A Dutch company should offer its customers – especially in contacts with normal consumers – a reasonable possibility to become aware of the general terms and conditions. The starting point is that the general terms and conditions should actually be handed over when concluding an agreement /contract. If that is not possible in all reasonableness, in any case a reference to the place where the general terms and conditions can be found, the trade register or court registry where the conditions have been deposited, has to be included. It is essential, also for some smaller businesses in The Netherlands, that the general terms and conditions are actually handed over or a very clear reference is included. Otherwise, the terms and conditions can be fully or partially annulled by a Dutch lawyer.
One of the main rules for the contents of general terms and conditions is that these cannot pose an unreasonable burden on the customer. This means that you cannot, just like that, exclude all risks or contractually delete certain statutory rights of the customer. The Dutch law states that, in an agreement between a company and a consumer, certain stipulations are already considered onerous in advance, or at least are suspected of posing an unreasonable burden. We call this the grey list and the black list. If the case goes to trial, the user of the general terms and conditions (the owner of the business) has the possibility to try to refute this suspicion. The black list contains stipulations that are unreasonably onerous by definition, and thus not open for discussion. An example of a grey stipulation is the exclusion of the power to set off payments. An example of the black stipulation is the exclusion of the right to demand the performance promised by the business (the so-called right to performance). In practice, black and grey stipulations are very often included in general terms and conditions. If a stipulation is unreasonably onerous, that stipulation can be annulled. Annulment can take place by extrajudicial statement or by a court ruling.
Many businesses in The Netherlands use general terms and conditions in contacts with their customers.
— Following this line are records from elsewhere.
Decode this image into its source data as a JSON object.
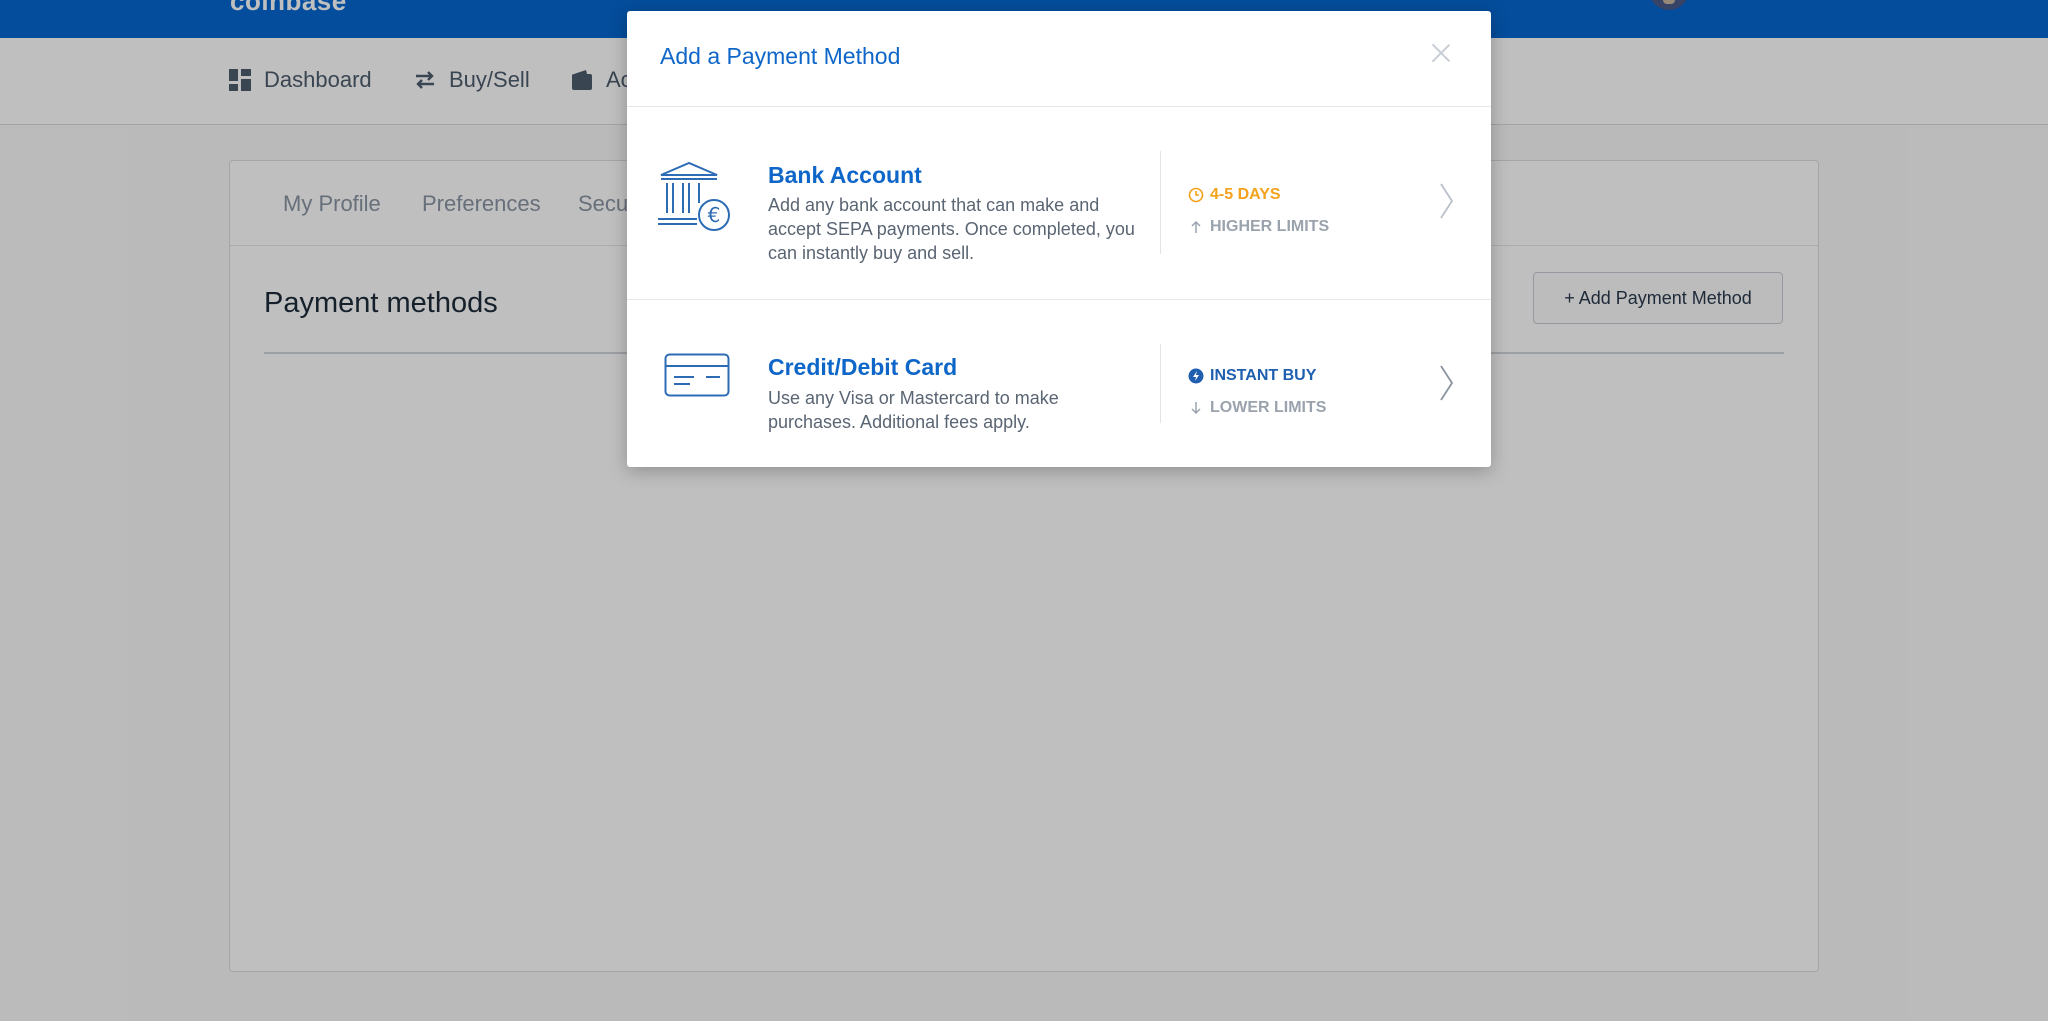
{
  "app": {
    "logo_fragment": "coinbase"
  },
  "nav": {
    "items": [
      {
        "label": "Dashboard",
        "icon": "dashboard-icon"
      },
      {
        "label": "Buy/Sell",
        "icon": "swap-icon"
      },
      {
        "label": "Ac",
        "icon": "wallet-icon"
      }
    ]
  },
  "settings": {
    "tabs": [
      "My Profile",
      "Preferences",
      "Secu"
    ],
    "section_title": "Payment methods",
    "add_button": "+ Add Payment Method"
  },
  "modal": {
    "title": "Add a Payment Method",
    "options": [
      {
        "name": "Bank Account",
        "description": "Add any bank account that can make and accept SEPA payments. Once completed, you can instantly buy and sell.",
        "icon": "bank-euro-icon",
        "speed": "4-5 DAYS",
        "speed_icon": "clock-icon",
        "limits": "HIGHER LIMITS",
        "limits_icon": "arrow-up-icon"
      },
      {
        "name": "Credit/Debit Card",
        "description": "Use any Visa or Mastercard to make purchases. Additional fees apply.",
        "icon": "credit-card-icon",
        "speed": "INSTANT BUY",
        "speed_icon": "lightning-icon",
        "limits": "LOWER LIMITS",
        "limits_icon": "arrow-down-icon"
      }
    ]
  },
  "colors": {
    "brand_blue": "#0667d0",
    "link_blue": "#0e66c8",
    "warning_orange": "#f4a11b"
  }
}
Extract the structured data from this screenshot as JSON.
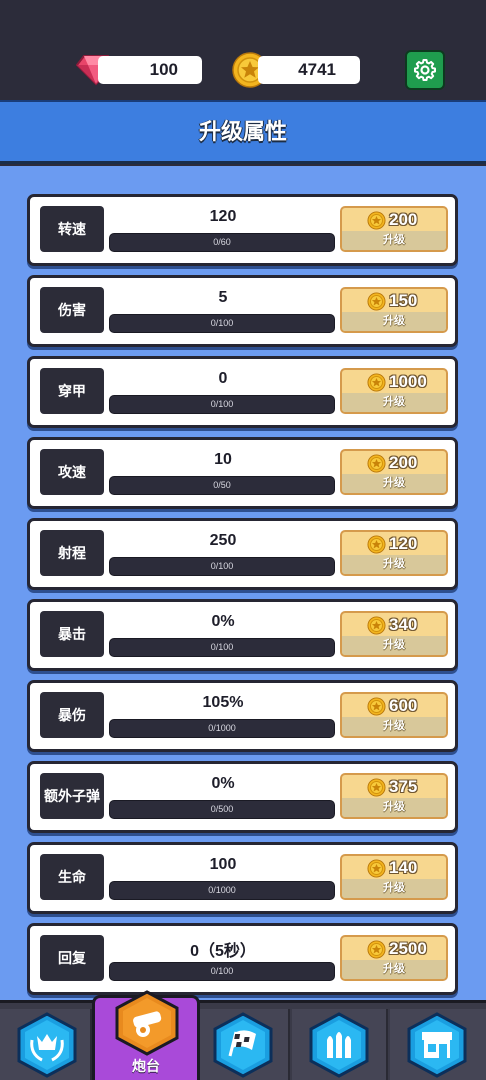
{
  "resources": {
    "gems": "100",
    "coins": "4741"
  },
  "title": "升级属性",
  "colors": {
    "accent_blue": "#3d7ee0",
    "background_blue": "#6b9bf1",
    "nav_active": "#a94ad9",
    "button_gold": "#f7d78f"
  },
  "upgrades": [
    {
      "name": "转速",
      "value": "120",
      "progress": "0/60",
      "fill": 0,
      "cost": "200",
      "action": "升级"
    },
    {
      "name": "伤害",
      "value": "5",
      "progress": "0/100",
      "fill": 0,
      "cost": "150",
      "action": "升级"
    },
    {
      "name": "穿甲",
      "value": "0",
      "progress": "0/100",
      "fill": 0,
      "cost": "1000",
      "action": "升级"
    },
    {
      "name": "攻速",
      "value": "10",
      "progress": "0/50",
      "fill": 0,
      "cost": "200",
      "action": "升级"
    },
    {
      "name": "射程",
      "value": "250",
      "progress": "0/100",
      "fill": 0,
      "cost": "120",
      "action": "升级"
    },
    {
      "name": "暴击",
      "value": "0%",
      "progress": "0/100",
      "fill": 0,
      "cost": "340",
      "action": "升级"
    },
    {
      "name": "暴伤",
      "value": "105%",
      "progress": "0/1000",
      "fill": 0,
      "cost": "600",
      "action": "升级"
    },
    {
      "name": "额外子弹",
      "value": "0%",
      "progress": "0/500",
      "fill": 0,
      "cost": "375",
      "action": "升级"
    },
    {
      "name": "生命",
      "value": "100",
      "progress": "0/1000",
      "fill": 0,
      "cost": "140",
      "action": "升级"
    },
    {
      "name": "回复",
      "value": "0（5秒）",
      "progress": "0/100",
      "fill": 0,
      "cost": "2500",
      "action": "升级"
    }
  ],
  "nav": {
    "active_label": "炮台",
    "items": [
      "crown-laurel-icon",
      "cannon-icon",
      "checkered-flag-icon",
      "bullets-icon",
      "shop-icon"
    ]
  }
}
But the legal requirements for those conditions are often underestimated. It is essential in drawing up general terms and conditions, to take into account how your company does business, and what its customer base is. Drawing up general terms and conditions is customized work. General terms and conditions can include convenient stipulations that can prevent you from being at a disadvantage in disputes with customers.
Our contract lawyers are not only very experienced in drawing up general terms and conditions, but will also litigate on their clients’ behalf, if necessary. Our lawyers are are fully committed to our clients’ cases, work in a horizontal organization and offer competitive fees. Please contact our law firm for a meeting, free of charge and obligation.